Work to be completed:
Each line below with the string "GameUserSettings" should be copied.

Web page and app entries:
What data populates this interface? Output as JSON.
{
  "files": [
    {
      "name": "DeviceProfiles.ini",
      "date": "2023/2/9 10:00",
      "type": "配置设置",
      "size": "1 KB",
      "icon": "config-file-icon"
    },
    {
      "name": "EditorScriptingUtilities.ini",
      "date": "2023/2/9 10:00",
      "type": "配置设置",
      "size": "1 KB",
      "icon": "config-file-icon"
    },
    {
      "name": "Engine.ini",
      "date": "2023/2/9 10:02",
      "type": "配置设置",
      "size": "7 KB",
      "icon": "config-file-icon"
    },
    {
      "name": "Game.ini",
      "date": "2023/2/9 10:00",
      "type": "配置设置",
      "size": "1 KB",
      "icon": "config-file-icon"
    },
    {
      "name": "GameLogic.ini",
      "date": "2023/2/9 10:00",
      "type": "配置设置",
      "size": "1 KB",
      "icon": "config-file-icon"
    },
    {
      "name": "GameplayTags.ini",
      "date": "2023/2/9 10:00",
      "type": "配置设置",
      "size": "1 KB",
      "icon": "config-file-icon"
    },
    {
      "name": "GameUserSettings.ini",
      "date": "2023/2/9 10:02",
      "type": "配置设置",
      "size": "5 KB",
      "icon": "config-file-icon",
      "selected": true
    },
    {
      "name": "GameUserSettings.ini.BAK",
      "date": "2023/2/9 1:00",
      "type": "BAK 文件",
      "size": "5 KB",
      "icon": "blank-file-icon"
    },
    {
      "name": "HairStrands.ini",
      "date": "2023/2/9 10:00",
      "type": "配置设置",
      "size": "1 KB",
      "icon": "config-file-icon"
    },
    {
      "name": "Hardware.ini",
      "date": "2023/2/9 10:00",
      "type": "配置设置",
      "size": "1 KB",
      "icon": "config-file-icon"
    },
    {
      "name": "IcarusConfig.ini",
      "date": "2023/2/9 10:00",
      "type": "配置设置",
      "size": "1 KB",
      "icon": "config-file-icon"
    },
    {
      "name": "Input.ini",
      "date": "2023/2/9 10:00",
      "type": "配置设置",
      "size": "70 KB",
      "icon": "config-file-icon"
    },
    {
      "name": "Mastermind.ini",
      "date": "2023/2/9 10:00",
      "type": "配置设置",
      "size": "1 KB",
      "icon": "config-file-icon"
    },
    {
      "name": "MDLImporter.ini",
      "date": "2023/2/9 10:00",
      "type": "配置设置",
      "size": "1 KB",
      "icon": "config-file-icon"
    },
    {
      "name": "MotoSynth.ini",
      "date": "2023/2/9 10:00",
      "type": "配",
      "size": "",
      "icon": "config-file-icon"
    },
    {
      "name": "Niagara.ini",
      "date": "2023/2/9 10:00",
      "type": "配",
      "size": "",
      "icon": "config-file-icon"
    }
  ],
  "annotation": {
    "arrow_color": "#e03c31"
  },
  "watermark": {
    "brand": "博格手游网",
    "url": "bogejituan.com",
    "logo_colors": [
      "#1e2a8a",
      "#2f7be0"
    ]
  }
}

Answer below:
      "name": "GameUserSettings.ini",
      "name": "GameUserSettings.ini.BAK",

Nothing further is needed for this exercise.